The different noble gases in planetary mantles and atmospheres provide constraints on the delivery and incorporation of volatiles into growing planets. My group has found evidence for magma oceans and atmospheric loss during Earth’s accretion. We are finding exciting new evidence for delivery of chondritic volatiles to both Earth and Mars during the very earliest stages of planet formation, as well as in the later stages of planet formation. We are currently investigating early mantle degassing rates, the distribution of noble gases between the core, mantle and atmosphere during accretion, and the origin of the atmospheres on Earth, Venus and Mars. Check out some papers on the origin of volatiles and early Earth.
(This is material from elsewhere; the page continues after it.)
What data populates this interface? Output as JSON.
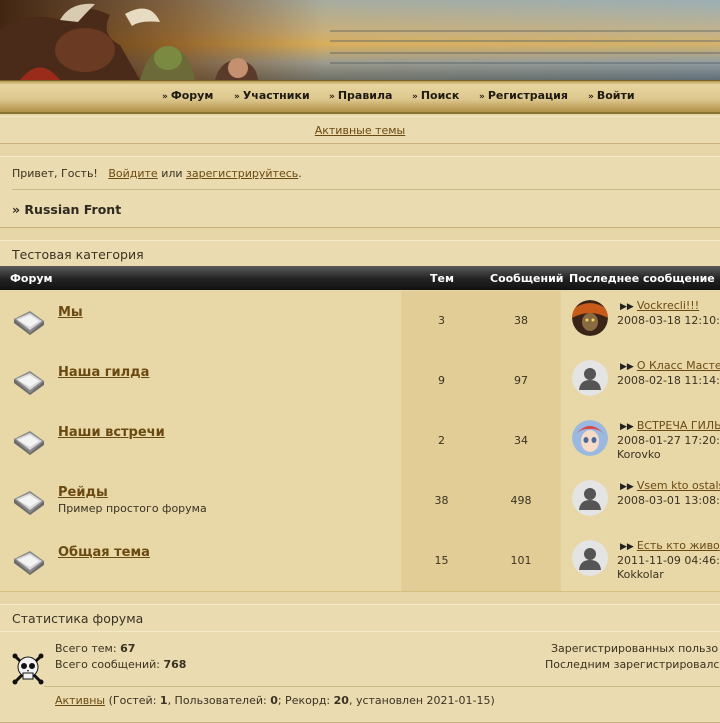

Noble gases provide a unique insight into the evolution of Earth’s mantle. Ocean island basalts (OIBs), such as those erupted at Hawaii, have relatively high 3He/4He ratios compared to mid-ocean ridge basalts (MORBs); therefore, it has been suggested that OIBs are derived from an undegassed, primordial mantle reservoir. My group has focused on understanding the origin of these different mantle chemical reservoirs and their relationship to Earth’s formation and recycling from the surface and atmosphere. We have found geochemical evidence for the formation of chemical reservoirs during Earth’s accretion and their persistence in the modern day mantle. These observations form the basis of quantifying mantle mixing timescales, rates of crustal-mantle exchange and the time history of volatile outgassing and ingassing rates. Check out some papers on the evolution of Earth’s interior.
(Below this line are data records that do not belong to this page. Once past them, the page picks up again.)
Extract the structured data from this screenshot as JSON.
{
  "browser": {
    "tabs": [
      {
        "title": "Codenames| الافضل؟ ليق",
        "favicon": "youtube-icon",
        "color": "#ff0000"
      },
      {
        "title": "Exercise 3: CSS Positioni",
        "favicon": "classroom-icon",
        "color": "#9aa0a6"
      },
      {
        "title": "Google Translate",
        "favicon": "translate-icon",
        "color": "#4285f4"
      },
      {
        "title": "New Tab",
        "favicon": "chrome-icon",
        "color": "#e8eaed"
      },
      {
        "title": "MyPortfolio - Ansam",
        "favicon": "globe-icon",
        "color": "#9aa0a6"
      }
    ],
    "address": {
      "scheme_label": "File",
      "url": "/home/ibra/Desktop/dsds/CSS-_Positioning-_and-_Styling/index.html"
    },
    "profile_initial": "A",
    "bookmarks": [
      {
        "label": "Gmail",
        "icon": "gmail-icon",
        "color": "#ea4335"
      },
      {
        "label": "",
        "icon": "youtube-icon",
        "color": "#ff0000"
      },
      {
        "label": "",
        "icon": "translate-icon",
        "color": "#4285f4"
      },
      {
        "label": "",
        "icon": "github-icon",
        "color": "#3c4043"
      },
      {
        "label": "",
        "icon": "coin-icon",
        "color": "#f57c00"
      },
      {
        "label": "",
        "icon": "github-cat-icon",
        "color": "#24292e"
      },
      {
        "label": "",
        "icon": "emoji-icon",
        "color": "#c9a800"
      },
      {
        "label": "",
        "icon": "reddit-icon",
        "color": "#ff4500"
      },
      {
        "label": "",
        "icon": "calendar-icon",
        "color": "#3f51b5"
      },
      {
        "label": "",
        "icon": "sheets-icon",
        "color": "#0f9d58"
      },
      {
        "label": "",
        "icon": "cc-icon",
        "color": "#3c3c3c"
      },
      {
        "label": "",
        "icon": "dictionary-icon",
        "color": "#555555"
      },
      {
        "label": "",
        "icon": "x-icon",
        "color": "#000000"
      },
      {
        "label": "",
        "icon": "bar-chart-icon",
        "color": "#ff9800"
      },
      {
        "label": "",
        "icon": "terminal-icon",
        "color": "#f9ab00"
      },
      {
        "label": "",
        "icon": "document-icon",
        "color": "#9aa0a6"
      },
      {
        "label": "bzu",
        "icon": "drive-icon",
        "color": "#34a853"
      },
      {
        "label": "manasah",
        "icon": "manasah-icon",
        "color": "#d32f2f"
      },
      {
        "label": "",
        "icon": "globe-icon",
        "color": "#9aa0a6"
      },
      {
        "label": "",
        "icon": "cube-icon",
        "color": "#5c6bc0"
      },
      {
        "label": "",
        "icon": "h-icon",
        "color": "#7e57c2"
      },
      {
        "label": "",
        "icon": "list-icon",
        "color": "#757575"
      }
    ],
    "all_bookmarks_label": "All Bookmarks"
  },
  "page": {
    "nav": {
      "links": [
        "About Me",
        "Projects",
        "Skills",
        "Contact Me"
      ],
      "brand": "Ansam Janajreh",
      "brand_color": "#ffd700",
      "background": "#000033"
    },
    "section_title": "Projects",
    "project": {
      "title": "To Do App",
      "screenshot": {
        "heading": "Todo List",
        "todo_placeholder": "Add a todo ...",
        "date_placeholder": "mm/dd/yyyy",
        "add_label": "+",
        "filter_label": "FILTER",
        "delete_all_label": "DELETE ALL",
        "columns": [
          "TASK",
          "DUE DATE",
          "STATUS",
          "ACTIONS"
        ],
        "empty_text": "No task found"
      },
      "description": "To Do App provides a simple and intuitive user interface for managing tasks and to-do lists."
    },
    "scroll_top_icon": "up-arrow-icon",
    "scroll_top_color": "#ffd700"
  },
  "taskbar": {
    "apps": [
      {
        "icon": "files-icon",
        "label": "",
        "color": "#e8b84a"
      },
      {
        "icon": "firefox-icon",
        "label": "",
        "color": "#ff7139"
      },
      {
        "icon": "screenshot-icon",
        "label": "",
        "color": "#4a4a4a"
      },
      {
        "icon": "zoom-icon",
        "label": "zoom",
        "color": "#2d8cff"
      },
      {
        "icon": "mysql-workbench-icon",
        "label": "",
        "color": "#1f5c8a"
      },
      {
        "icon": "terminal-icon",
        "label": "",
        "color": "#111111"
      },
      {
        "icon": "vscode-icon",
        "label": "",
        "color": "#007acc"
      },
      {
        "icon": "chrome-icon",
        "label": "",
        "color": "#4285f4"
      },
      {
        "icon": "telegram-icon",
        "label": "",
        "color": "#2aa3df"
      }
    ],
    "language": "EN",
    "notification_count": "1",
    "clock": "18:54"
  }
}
Feedbacks between Earth’s interior and its surface through the exchange of volatiles on geologically long timescales have played an important role in keeping Earth habitable. We are producing records of the long-term interior-surface volatile exchange rates to better understand these feedbacks. More recently feedbacks on significantly shorter timescales have been recognized. For example, sea-level changes associated with Pleistocene glacial cycles have been hypothesized to modulate melt production and hydrothermal activity at ocean ridges, yet little is known about fluctuations in hydrothermal circulation on timescales longer than a few millennia. We are finding that rapid sea-level changes influence hydrothermal output on mid-ocean ridges, which in turn can influence ocean chemistry. Thus, feedbacks between climate variability and volcanic processes may play out on millennial timescales as well. Check out some papers on Earth’s surface interior interactions.
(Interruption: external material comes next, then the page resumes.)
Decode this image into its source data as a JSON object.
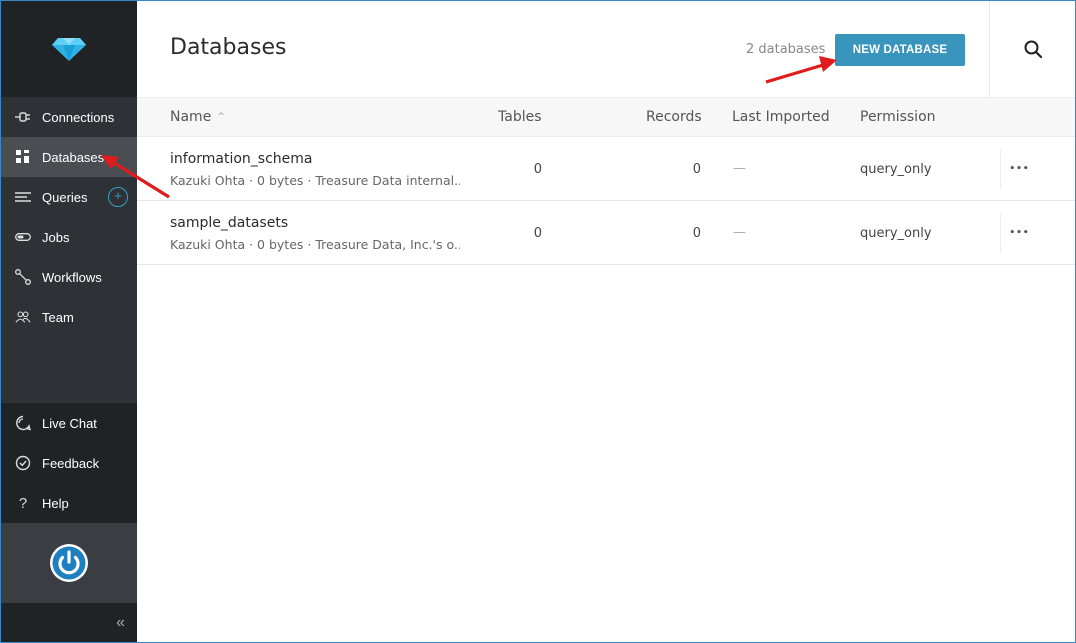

My group has made new advances in multicollector noble gas mass spectrometry, particularly for the heavy noble gases. We are also developing new techniques for more efficient cryogenic separation of heavy noble gases and sample collection techniques that minimize air contamination. These technical developments open the door to addressing a range of science questions involving volatiles and volatile evolution on planets.